What would you do with your very own little sun? Danish-Icelandic artist Olafur Eliasson and engineer Frederik Ottesen created this solar-powered LED lamp in an effort to get affordable and reliable light to areas across the globe without electricity. Five hours of charging yields three hours of bright light. Learn more at Phillips after 5 on Feb. 6, where we’ll be screening a short film on the Little Sun Project, and join in on some Twitter trivia for a chance to win one!
The February Phillips after 5 celebrates all things light with the Nordic embassies, from innovative Nordic lamp design to gallery talks on how artists use light in their work to an aurora borealis-inspired light show outside of the museum and in the Music Room. Follow the Phillips on Twitter that evening and answer #NordicLights trivia questions for a chance to win one of five Little Sun lamps (and other fun prizes).
Even as a museum educator and art historian, I struggle sometimes with understanding abstract works of art. A lack of subject matter, figures, and rational forms can be intimidating and at times even overwhelming.

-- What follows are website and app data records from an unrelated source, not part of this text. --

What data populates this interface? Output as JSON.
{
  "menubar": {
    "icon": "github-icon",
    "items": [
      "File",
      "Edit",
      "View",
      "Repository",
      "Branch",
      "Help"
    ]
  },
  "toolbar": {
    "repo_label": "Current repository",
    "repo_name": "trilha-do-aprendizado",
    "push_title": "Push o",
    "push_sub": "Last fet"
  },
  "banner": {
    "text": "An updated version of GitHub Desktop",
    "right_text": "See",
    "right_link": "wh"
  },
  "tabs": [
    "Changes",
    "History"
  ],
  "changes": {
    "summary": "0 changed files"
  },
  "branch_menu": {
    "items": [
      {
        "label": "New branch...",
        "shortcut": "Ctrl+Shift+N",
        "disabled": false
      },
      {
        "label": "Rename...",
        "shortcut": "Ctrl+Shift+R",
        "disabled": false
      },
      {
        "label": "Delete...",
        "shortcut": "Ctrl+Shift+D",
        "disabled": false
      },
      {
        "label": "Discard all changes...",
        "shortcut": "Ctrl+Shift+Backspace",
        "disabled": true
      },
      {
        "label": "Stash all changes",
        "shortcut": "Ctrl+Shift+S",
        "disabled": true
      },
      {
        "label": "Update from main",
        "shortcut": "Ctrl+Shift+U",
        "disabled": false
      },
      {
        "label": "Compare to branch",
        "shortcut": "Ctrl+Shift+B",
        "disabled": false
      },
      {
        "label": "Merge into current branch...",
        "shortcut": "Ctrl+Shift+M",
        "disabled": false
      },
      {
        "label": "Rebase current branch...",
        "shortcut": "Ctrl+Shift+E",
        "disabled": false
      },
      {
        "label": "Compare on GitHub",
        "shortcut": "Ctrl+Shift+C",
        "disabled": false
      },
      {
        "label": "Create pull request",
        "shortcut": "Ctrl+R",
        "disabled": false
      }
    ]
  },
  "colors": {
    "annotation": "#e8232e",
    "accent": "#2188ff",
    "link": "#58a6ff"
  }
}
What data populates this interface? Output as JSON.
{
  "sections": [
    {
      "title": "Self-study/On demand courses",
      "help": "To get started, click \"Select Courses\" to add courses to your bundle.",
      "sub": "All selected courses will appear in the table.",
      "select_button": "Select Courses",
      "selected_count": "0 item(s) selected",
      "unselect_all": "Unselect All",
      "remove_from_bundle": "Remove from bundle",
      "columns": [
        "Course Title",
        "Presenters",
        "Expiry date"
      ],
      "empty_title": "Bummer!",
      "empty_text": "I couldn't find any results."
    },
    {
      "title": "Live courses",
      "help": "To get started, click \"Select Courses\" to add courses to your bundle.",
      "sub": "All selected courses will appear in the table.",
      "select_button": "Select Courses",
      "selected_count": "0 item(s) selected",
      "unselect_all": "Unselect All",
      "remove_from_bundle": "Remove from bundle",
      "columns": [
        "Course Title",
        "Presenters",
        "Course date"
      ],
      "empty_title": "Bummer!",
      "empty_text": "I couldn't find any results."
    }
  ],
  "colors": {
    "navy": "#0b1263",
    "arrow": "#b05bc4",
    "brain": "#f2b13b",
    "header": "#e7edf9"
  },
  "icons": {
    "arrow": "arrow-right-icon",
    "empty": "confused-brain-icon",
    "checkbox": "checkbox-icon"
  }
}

So, recently I challenged myself during my noon Spotlight Talk to discuss some of the most abstract works on view at the Phillips right now in Ellsworth Kelly: Panel Paintings 2004–2009. I was inspired by a quote of Kelly’s: “Time is important in art, and sometimes art takes time to reveal itself.” I figured if I took time to engage with works I hardly understood, perhaps they would reveal themselves to me.
I posed this challenge to my tour group and they obliged by looking closely, sharing their observations, and finally drafting a haiku based on their favorite painting in the exhibition. Haiku are a traditional Japanese 17 syllable poem. Our haiku used the following format and Post-It notes to create simple yet powerful explanations of Kelly’s works.
Title: One word describing the mood
Line 1: 5 syllables describing the color
Line 2: 7 syllables describing the shape
Line 3: 5 syllables describing the lines
Here are some of our haiku’s.
Those rectangles overlap
Tight and neat, so crisp
By: Margaret Collerd
It’s orange or red
Is it rectangle or square?
connected as one
By: Amy Truong
Red black blue green train
Squared rectangles even
Strong purple and white
Oblong with a subtle curve
That should be a line
Movement to the right
Rectangle on rectangle
Angles on angles
Interested in writing your own Kelly inspired haiku? Join us Thursday, Sept. 5 at Kelly’s Colors Phillips after 5 and create your own Post-It poetry to share or tweet your haiku as a tweetku and tag it #tweetku and #kellyscolors!
Margaret Collerd, Public Programs and In-Gallery Interpretation Coordinator